Taking advantage of current technology, Martin undertook a lengthy video conference with the client to seek his full instructions. During that meeting Martin was able to give full advice on the factual basis of the concessions to be made and gain full details of the mitigating circumstances and advise upon potential outcomes.
On the basis of this meeting and consideration of the papers Martin was able to draft a persuasive letter of representations. The client was then able to approve the letter. It was submitted in good time for the hearing.
As a result of Martin’s representations the the Committee reached the conclusion “take no further action” having taken into account the nature of the caution and the mitigation that could be offered.
Martin’s client was very happy with the result, particularly bearing in mind that the Council’s original recommendation.
We know that such referrals can have serious effect on a person working in this sector. The Investigating Committee has the option of referring the case to the Fitness to Practice Committee. It has additional powers of its own, including giving a recordable warning, advice, agreeing undertakes or recommending criminal prosecutions.

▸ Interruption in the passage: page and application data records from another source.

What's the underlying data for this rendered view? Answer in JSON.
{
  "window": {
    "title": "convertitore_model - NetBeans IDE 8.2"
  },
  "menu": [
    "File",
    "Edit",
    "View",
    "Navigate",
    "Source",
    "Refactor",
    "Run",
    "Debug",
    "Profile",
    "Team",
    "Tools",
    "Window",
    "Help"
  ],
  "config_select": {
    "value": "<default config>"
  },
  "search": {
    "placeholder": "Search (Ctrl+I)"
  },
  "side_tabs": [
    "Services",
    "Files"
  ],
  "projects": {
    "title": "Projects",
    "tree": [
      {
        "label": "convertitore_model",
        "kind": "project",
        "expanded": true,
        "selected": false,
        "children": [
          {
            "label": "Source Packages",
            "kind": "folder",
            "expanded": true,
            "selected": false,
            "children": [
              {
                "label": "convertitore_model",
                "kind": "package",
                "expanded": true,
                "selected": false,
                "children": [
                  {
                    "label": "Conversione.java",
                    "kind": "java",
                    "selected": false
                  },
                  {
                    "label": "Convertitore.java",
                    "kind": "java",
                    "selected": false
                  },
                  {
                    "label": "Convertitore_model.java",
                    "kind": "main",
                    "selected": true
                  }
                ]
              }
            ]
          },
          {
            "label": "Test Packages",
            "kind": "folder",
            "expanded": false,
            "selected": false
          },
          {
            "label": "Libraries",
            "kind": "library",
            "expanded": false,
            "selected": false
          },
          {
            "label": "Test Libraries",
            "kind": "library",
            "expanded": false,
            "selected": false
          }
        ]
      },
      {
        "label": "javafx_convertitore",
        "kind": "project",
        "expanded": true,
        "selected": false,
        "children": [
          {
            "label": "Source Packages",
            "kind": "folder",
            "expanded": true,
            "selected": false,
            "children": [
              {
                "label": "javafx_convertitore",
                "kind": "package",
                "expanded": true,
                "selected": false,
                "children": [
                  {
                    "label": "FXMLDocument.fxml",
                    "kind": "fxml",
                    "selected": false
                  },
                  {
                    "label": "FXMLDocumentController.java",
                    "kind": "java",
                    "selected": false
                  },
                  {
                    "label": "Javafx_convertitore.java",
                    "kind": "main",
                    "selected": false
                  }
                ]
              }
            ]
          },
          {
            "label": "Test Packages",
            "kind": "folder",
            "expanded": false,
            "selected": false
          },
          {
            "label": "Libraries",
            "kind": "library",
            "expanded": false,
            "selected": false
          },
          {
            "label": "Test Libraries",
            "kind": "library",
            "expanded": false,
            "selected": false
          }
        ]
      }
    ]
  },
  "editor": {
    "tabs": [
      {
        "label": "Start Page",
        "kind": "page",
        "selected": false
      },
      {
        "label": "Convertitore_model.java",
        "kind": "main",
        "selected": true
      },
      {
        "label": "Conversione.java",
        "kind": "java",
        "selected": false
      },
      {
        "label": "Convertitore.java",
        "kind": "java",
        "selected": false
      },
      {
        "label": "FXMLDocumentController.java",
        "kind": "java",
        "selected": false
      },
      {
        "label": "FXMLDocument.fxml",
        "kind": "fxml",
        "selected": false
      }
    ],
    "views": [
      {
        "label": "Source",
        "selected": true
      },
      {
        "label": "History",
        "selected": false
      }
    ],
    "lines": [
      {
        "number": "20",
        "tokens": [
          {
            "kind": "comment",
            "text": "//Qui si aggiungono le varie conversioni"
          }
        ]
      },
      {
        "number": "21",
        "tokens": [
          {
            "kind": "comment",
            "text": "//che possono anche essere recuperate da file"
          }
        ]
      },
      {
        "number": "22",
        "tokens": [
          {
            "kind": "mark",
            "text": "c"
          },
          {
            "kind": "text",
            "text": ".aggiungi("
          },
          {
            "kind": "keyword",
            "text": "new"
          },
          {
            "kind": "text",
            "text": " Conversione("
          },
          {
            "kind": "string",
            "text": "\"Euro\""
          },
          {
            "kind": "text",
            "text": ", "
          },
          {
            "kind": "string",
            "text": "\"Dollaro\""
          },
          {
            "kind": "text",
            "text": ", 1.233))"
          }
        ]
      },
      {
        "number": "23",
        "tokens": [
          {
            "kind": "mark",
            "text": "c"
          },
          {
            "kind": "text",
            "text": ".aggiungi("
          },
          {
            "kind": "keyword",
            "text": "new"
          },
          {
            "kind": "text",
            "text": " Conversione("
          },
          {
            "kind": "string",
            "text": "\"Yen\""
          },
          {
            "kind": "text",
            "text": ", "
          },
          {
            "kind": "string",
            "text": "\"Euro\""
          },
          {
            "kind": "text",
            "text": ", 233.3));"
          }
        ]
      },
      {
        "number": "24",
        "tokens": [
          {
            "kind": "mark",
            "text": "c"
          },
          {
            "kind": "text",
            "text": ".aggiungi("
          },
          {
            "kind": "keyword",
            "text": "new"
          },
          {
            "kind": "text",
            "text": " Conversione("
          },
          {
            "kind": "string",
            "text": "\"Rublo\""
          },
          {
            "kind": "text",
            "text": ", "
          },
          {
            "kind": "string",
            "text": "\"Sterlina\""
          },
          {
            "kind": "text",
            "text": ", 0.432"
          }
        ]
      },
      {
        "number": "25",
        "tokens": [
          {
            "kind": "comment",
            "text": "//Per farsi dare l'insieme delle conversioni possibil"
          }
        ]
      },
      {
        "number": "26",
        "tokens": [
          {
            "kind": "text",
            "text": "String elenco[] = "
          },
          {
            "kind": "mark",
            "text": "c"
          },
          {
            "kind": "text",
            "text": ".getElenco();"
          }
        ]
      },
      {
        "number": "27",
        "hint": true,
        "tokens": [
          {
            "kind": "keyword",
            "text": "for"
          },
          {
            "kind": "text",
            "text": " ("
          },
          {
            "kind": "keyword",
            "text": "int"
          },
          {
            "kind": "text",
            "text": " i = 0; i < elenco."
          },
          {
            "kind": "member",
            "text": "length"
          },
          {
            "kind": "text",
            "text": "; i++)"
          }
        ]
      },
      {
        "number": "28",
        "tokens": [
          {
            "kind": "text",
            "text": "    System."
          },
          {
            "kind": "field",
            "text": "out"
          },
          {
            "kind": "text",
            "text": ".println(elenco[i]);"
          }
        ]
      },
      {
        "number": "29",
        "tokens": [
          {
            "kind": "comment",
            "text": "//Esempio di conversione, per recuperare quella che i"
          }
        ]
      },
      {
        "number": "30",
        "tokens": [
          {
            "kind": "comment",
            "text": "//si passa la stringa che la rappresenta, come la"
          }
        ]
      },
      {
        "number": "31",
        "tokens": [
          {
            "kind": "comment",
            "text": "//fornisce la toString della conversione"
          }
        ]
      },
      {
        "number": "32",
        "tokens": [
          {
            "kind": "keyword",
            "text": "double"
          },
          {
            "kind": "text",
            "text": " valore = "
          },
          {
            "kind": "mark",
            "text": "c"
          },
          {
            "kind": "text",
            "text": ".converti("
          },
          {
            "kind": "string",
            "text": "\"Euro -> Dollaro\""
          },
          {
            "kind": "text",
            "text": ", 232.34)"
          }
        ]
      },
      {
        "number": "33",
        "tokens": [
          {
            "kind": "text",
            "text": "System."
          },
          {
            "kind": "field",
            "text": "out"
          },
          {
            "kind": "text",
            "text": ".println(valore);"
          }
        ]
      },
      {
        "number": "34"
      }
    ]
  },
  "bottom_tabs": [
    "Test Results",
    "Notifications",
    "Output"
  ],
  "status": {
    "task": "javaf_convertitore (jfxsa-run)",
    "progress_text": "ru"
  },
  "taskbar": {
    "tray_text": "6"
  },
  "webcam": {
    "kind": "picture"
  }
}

Neither the Investigation Stage nor the Investigating Committee stage can be taken lightly. Decisions made early in a case can affect the entirety of proceedings. As a result, it is extremely important to seek expert advice straight away.
If you are a pharmacist or pharmacy technician and face investigation then please contact Martin Hadley immediately on 0115 9599550 or email him here. He will give you information on our competitive private fees and explain what helpful steps can be taken immediately on your behalf.